▶ [The data]:
=-=-=
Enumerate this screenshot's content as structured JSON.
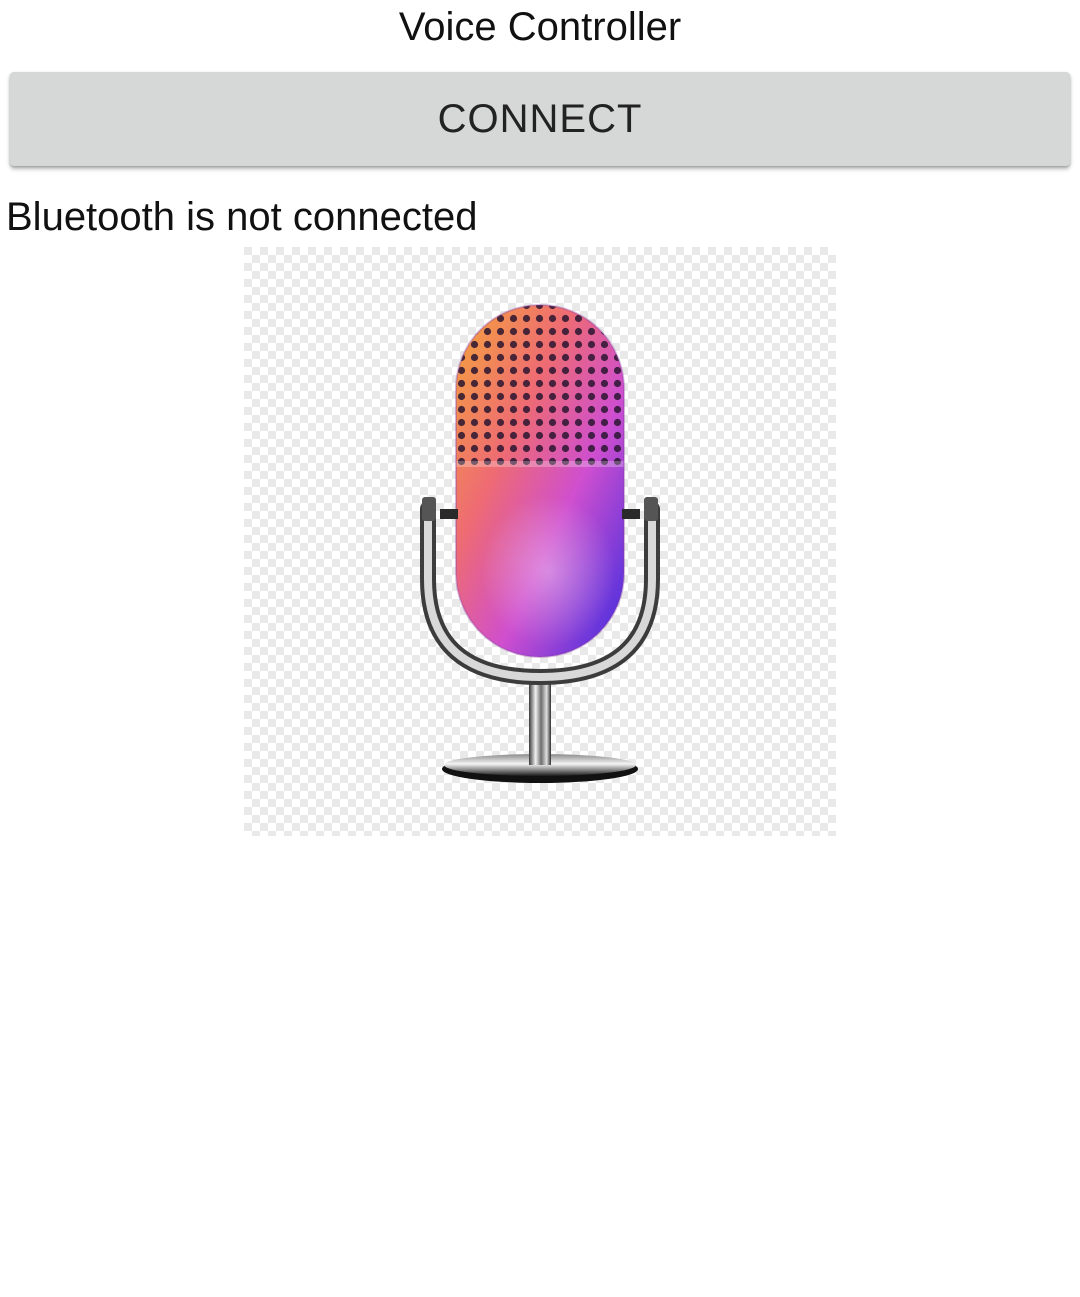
{
  "app": {
    "title": "Voice Controller"
  },
  "connect_button": {
    "label": "CONNECT"
  },
  "status": {
    "text": "Bluetooth is not connected"
  },
  "mic_image": {
    "icon": "microphone-icon"
  },
  "colors": {
    "button_background": "#d6d7d7",
    "text": "#111111",
    "background": "#ffffff"
  }
}
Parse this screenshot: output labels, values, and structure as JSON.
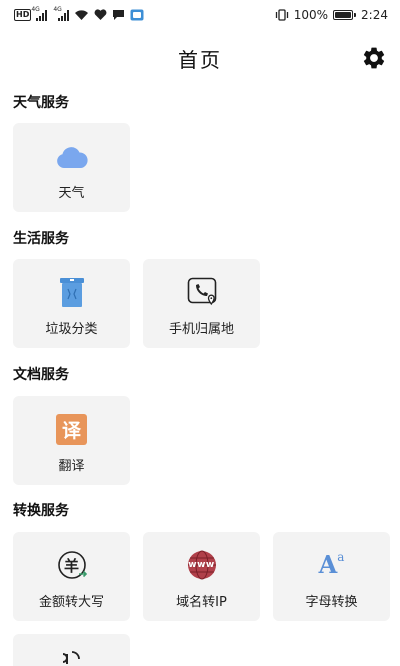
{
  "status_bar": {
    "hd": "HD",
    "net1": "4G",
    "net2": "4G",
    "battery_pct": "100%",
    "time": "2:24"
  },
  "header": {
    "title": "首页"
  },
  "sections": [
    {
      "title": "天气服务",
      "items": [
        {
          "label": "天气",
          "icon": "cloud-icon"
        }
      ]
    },
    {
      "title": "生活服务",
      "items": [
        {
          "label": "垃圾分类",
          "icon": "trash-bin-icon"
        },
        {
          "label": "手机归属地",
          "icon": "phone-location-icon"
        }
      ]
    },
    {
      "title": "文档服务",
      "items": [
        {
          "label": "翻译",
          "icon": "translate-icon",
          "icon_text": "译"
        }
      ]
    },
    {
      "title": "转换服务",
      "items": [
        {
          "label": "金额转大写",
          "icon": "currency-convert-icon",
          "icon_text": "羊"
        },
        {
          "label": "域名转IP",
          "icon": "www-globe-icon",
          "icon_text": "www"
        },
        {
          "label": "字母转换",
          "icon": "letter-case-icon",
          "icon_text": "A",
          "icon_text2": "a"
        }
      ]
    }
  ],
  "colors": {
    "cloud": "#7aa7ee",
    "translate_bg": "#e8955a",
    "trash": "#4a8fd6",
    "www_globe": "#b0404a",
    "letter": "#5a8fd6",
    "tile_bg": "#f3f3f3"
  }
}
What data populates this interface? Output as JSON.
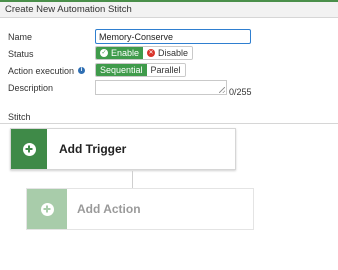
{
  "header": {
    "title": "Create New Automation Stitch"
  },
  "form": {
    "name": {
      "label": "Name",
      "value": "Memory-Conserve"
    },
    "status": {
      "label": "Status",
      "options": [
        "Enable",
        "Disable"
      ],
      "selected": "Enable"
    },
    "action_execution": {
      "label": "Action execution",
      "options": [
        "Sequential",
        "Parallel"
      ],
      "selected": "Sequential"
    },
    "description": {
      "label": "Description",
      "value": "",
      "counter": "0/255"
    }
  },
  "stitch": {
    "section_title": "Stitch",
    "trigger_label": "Add Trigger",
    "action_label": "Add Action"
  },
  "colors": {
    "accent": "#3f9b4b",
    "disabled_red": "#d9342b",
    "info_blue": "#2f6fb3"
  }
}
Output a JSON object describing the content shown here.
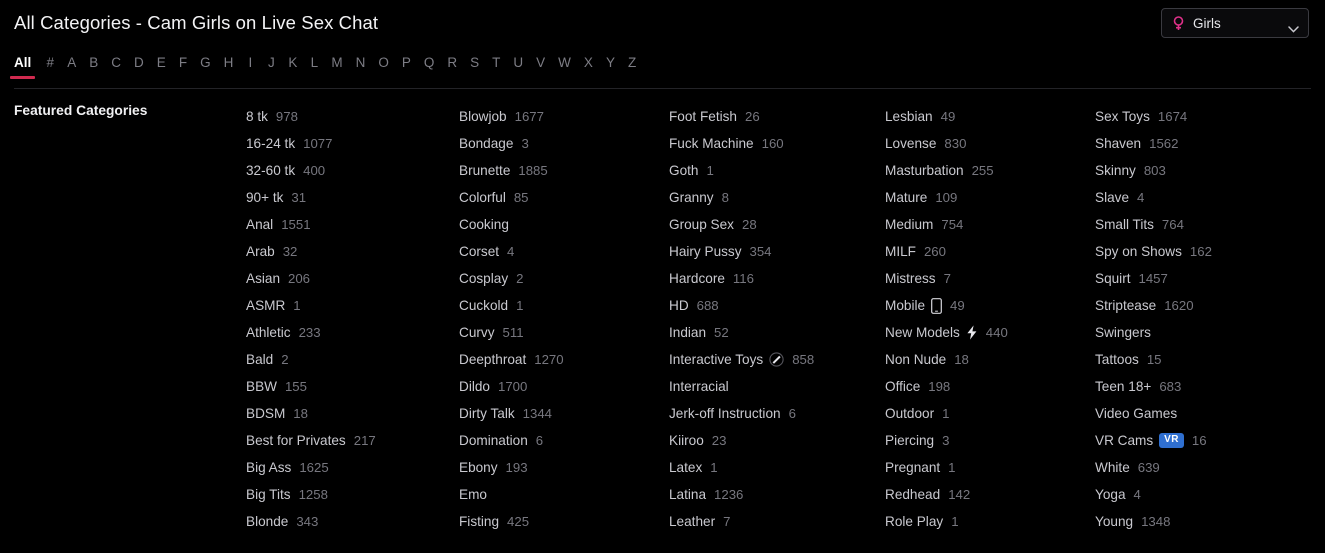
{
  "header": {
    "title": "All Categories - Cam Girls on Live Sex Chat",
    "gender_select": {
      "icon": "venus-icon",
      "value": "Girls",
      "chevron": "chevron-down-icon"
    }
  },
  "alphabet_filter": {
    "active": "All",
    "items": [
      "All",
      "#",
      "A",
      "B",
      "C",
      "D",
      "E",
      "F",
      "G",
      "H",
      "I",
      "J",
      "K",
      "L",
      "M",
      "N",
      "O",
      "P",
      "Q",
      "R",
      "S",
      "T",
      "U",
      "V",
      "W",
      "X",
      "Y",
      "Z"
    ]
  },
  "sidebar": {
    "featured_title": "Featured Categories"
  },
  "colors": {
    "accent": "#d02a4f",
    "venus": "#e0318a",
    "vr_badge": "#2f6fd0",
    "background": "#000000",
    "text_primary": "#c9c9cf",
    "text_muted": "#77777f"
  },
  "categories": {
    "columns": [
      [
        {
          "name": "8 tk",
          "count": "978"
        },
        {
          "name": "16-24 tk",
          "count": "1077"
        },
        {
          "name": "32-60 tk",
          "count": "400"
        },
        {
          "name": "90+ tk",
          "count": "31"
        },
        {
          "name": "Anal",
          "count": "1551"
        },
        {
          "name": "Arab",
          "count": "32"
        },
        {
          "name": "Asian",
          "count": "206"
        },
        {
          "name": "ASMR",
          "count": "1"
        },
        {
          "name": "Athletic",
          "count": "233"
        },
        {
          "name": "Bald",
          "count": "2"
        },
        {
          "name": "BBW",
          "count": "155"
        },
        {
          "name": "BDSM",
          "count": "18"
        },
        {
          "name": "Best for Privates",
          "count": "217"
        },
        {
          "name": "Big Ass",
          "count": "1625"
        },
        {
          "name": "Big Tits",
          "count": "1258"
        },
        {
          "name": "Blonde",
          "count": "343"
        }
      ],
      [
        {
          "name": "Blowjob",
          "count": "1677"
        },
        {
          "name": "Bondage",
          "count": "3"
        },
        {
          "name": "Brunette",
          "count": "1885"
        },
        {
          "name": "Colorful",
          "count": "85"
        },
        {
          "name": "Cooking",
          "count": ""
        },
        {
          "name": "Corset",
          "count": "4"
        },
        {
          "name": "Cosplay",
          "count": "2"
        },
        {
          "name": "Cuckold",
          "count": "1"
        },
        {
          "name": "Curvy",
          "count": "511"
        },
        {
          "name": "Deepthroat",
          "count": "1270"
        },
        {
          "name": "Dildo",
          "count": "1700"
        },
        {
          "name": "Dirty Talk",
          "count": "1344"
        },
        {
          "name": "Domination",
          "count": "6"
        },
        {
          "name": "Ebony",
          "count": "193"
        },
        {
          "name": "Emo",
          "count": ""
        },
        {
          "name": "Fisting",
          "count": "425"
        }
      ],
      [
        {
          "name": "Foot Fetish",
          "count": "26"
        },
        {
          "name": "Fuck Machine",
          "count": "160"
        },
        {
          "name": "Goth",
          "count": "1"
        },
        {
          "name": "Granny",
          "count": "8"
        },
        {
          "name": "Group Sex",
          "count": "28"
        },
        {
          "name": "Hairy Pussy",
          "count": "354"
        },
        {
          "name": "Hardcore",
          "count": "116"
        },
        {
          "name": "HD",
          "count": "688"
        },
        {
          "name": "Indian",
          "count": "52"
        },
        {
          "name": "Interactive Toys",
          "count": "858",
          "badge": "wand-icon"
        },
        {
          "name": "Interracial",
          "count": ""
        },
        {
          "name": "Jerk-off Instruction",
          "count": "6"
        },
        {
          "name": "Kiiroo",
          "count": "23"
        },
        {
          "name": "Latex",
          "count": "1"
        },
        {
          "name": "Latina",
          "count": "1236"
        },
        {
          "name": "Leather",
          "count": "7"
        }
      ],
      [
        {
          "name": "Lesbian",
          "count": "49"
        },
        {
          "name": "Lovense",
          "count": "830"
        },
        {
          "name": "Masturbation",
          "count": "255"
        },
        {
          "name": "Mature",
          "count": "109"
        },
        {
          "name": "Medium",
          "count": "754"
        },
        {
          "name": "MILF",
          "count": "260"
        },
        {
          "name": "Mistress",
          "count": "7"
        },
        {
          "name": "Mobile",
          "count": "49",
          "badge": "phone-icon"
        },
        {
          "name": "New Models",
          "count": "440",
          "badge": "bolt-icon"
        },
        {
          "name": "Non Nude",
          "count": "18"
        },
        {
          "name": "Office",
          "count": "198"
        },
        {
          "name": "Outdoor",
          "count": "1"
        },
        {
          "name": "Piercing",
          "count": "3"
        },
        {
          "name": "Pregnant",
          "count": "1"
        },
        {
          "name": "Redhead",
          "count": "142"
        },
        {
          "name": "Role Play",
          "count": "1"
        }
      ],
      [
        {
          "name": "Sex Toys",
          "count": "1674"
        },
        {
          "name": "Shaven",
          "count": "1562"
        },
        {
          "name": "Skinny",
          "count": "803"
        },
        {
          "name": "Slave",
          "count": "4"
        },
        {
          "name": "Small Tits",
          "count": "764"
        },
        {
          "name": "Spy on Shows",
          "count": "162"
        },
        {
          "name": "Squirt",
          "count": "1457"
        },
        {
          "name": "Striptease",
          "count": "1620"
        },
        {
          "name": "Swingers",
          "count": ""
        },
        {
          "name": "Tattoos",
          "count": "15"
        },
        {
          "name": "Teen 18+",
          "count": "683"
        },
        {
          "name": "Video Games",
          "count": ""
        },
        {
          "name": "VR Cams",
          "count": "16",
          "badge": "vr-badge"
        },
        {
          "name": "White",
          "count": "639"
        },
        {
          "name": "Yoga",
          "count": "4"
        },
        {
          "name": "Young",
          "count": "1348"
        }
      ]
    ]
  }
}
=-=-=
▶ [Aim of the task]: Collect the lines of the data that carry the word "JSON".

▶ [Output for this exercise]:
Enumerate this screenshot's content as structured JSON.
Parse this screenshot: output labels, values, and structure as JSON.
What data populates this interface? Output as JSON.
Output a JSON object describing the content shown here.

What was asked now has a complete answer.